This is the main trigger for the PDM revolution: the product design discipline, and the product designers themselves, can no longer cover all the aspects required by a successful product development business. In other words, it is necessary to split product design management from the actual product design.
The Role of Marketing
Another reason for the importance of PDM today is the evolution of product marketing. Since the beginning of the twenty-first century, the need for PDM has been growing due to the rise of the product-centric marketing approach. For many decades, marketing and advertising were considered by the industry to be much more important and effective than the product itself. An average product with great marketing did better than a great product with average marketing. In most companies, the marketing budget was much larger than the R&D budget. The brand was more important than the product and the marketing message was stronger than the product’s quality or performance.

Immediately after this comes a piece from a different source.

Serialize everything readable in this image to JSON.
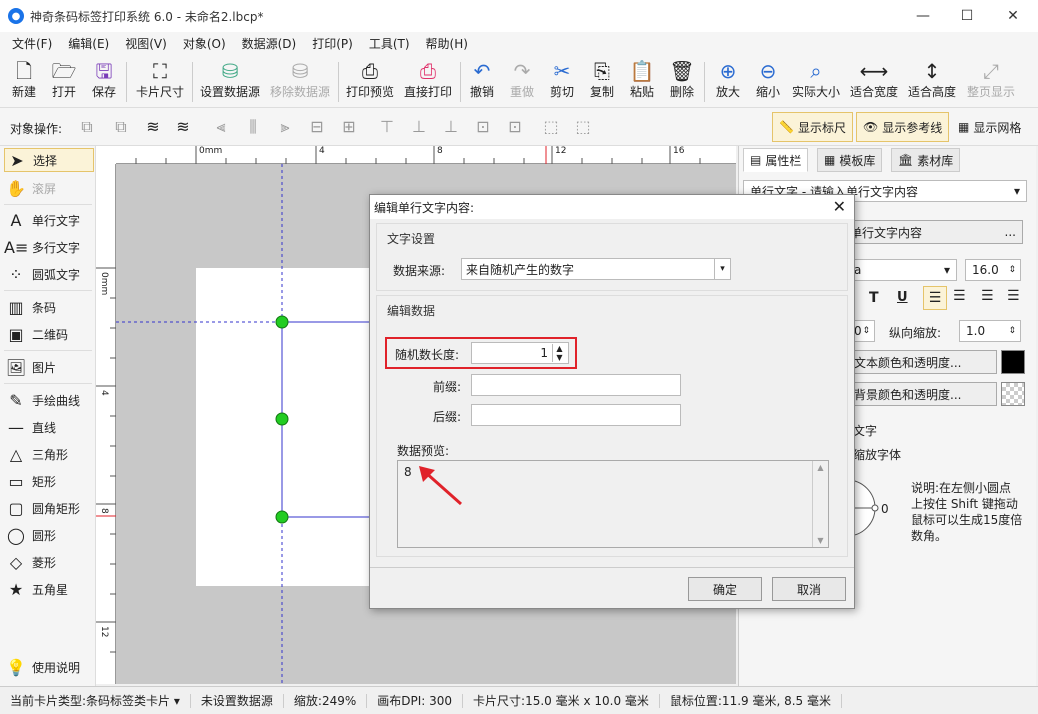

No longer. Today, consumers expect high-quality products and they are much less tolerant of misleading marketing campaigns. Leading companies realize that the product is their strongest marketing tool, and no marketing campaign can replace the product’s quality. (Apple was the first big company to turn this strategy into a cash machine.) Today, you can no longer find a strong brand based on poor products.
In times when marketing was the company’s major business engine, “marketing management” was needed most. However, when the product is the hero, excellent product design management is what companies need more than anything else. The product-centric marketing approach has increased the need for, and the importance of, PDM. Making crucial design decisions based primarily on the designer’s intuition and the taste of the boss’s wife is no longer good enough for the modern, highly-competitive industrial world.
Product Design Management: A Definition
PDM is not a specific method or tool. PDM should be part of a company’s strategy and its way of doing business, that can be implemented in various ways (just like marketing).
I define PDM like this:
Product Design Management is a corporate culture and multidisciplinary management methodology that benefits product design and innovation for business growth, as part of the company strategy.
So how is it different from Product Design? The product design discipline is product- and production-centered, as part of the R&D department. It is not the product designer’s job to deal with the company’s strategy, marketing or product pricing. However, it is certainly his job to design the product according to the company’s strategy, following the guidelines he receives from the product design manager. Yet, in many cases, product designers (because they are smart and motivated professionals) take the initiative and act as (mini) product design managers. Sometimes, this brings valuable results, and sometimes not. To properly implement PDM in a company, much more than product designer (or even R&D manager) initiative is needed.
Why is PDM so important in today’s economy?
To what kinds of companies is PDM most important?
How to implement PDM in a company?
I will discuss the answers to these questions in upcoming posts.
What do you think about this topic? You are most welcome to share your ideas and thoughts.